AACR presented Dr. Hanahan with the award in recognition of his career-long history of making groundbreaking discoveries that have had an extraordinary impact on cancer research nationally and internationally.
“Dr. Hanahan is a preeminent scientist and we are very pleased to recognize his stellar contributions to a number of areas in cancer research,” said Margaret Foti, MD, PhD, (h.c.), Chief Executive Officer of the AACR.
“His ability to integrate ideas from many areas of cancer biology helped establish a paradigm-shifting framework for studying cancer that has provided a foundation for cancer researchers and those looking to identify new therapeutic targets for more than a decade. We look forward to watching him build on his seminal accomplishments in the coming years,” Dr. Foti said.
Ushered in Genetic Era of Cancer Research
“I am honored by this recognition, not only of my past accomplishments in cancer research, but also of my future potential to continue contributing to our mission to better understand mechanisms and apply such knowledge toward improved therapies for human cancer,” said Dr. Hanahan.
Dr. Hanahan is recognized as a pioneer in several fields of cancer research. He helped usher in the genetic era of cancer research whereby researchers use genetically engineered mouse models of cancer to further the understanding of cancer initiation and progression. He developed one of the first transgenic mouse models of cancer and demonstrated that oncogenes could initiate multistep tumorigenesis. He also used his transgenic mice to study the immune system and made groundbreaking contributions to understanding autoimmunity. Dr. Hanahan also collaborated with the late Judah Folkman, MD, helping to establish the field of tumor angiogenesis.
Fellow of AACR Academy, Dr. Hanahan’s research achievements have also been recognized this year with election as a Fellow of the AACR Academy.
Dr. Hanahan received his bachelor’s degree in physics from the Massachusetts Institute of Technology in Cambridge, and his doctorate in biophysics from Harvard University.
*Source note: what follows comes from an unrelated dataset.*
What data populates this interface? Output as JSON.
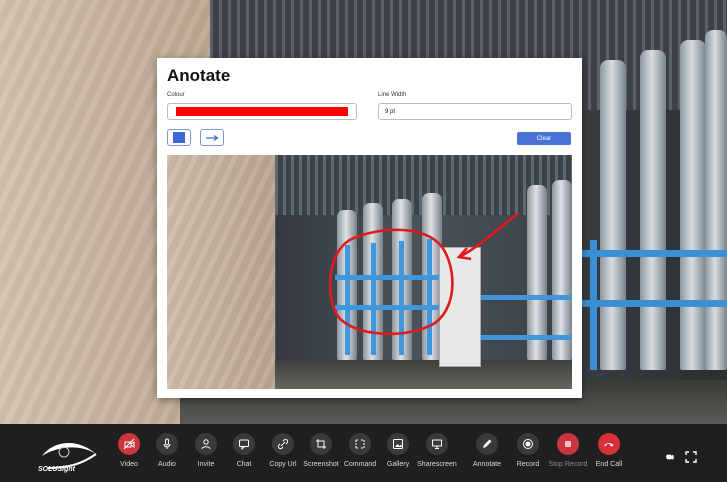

Before moving to the Swiss Federal Institute of Technology, he was Professor of Biochemistry and Biophysics at the University of California, San Francisco. ■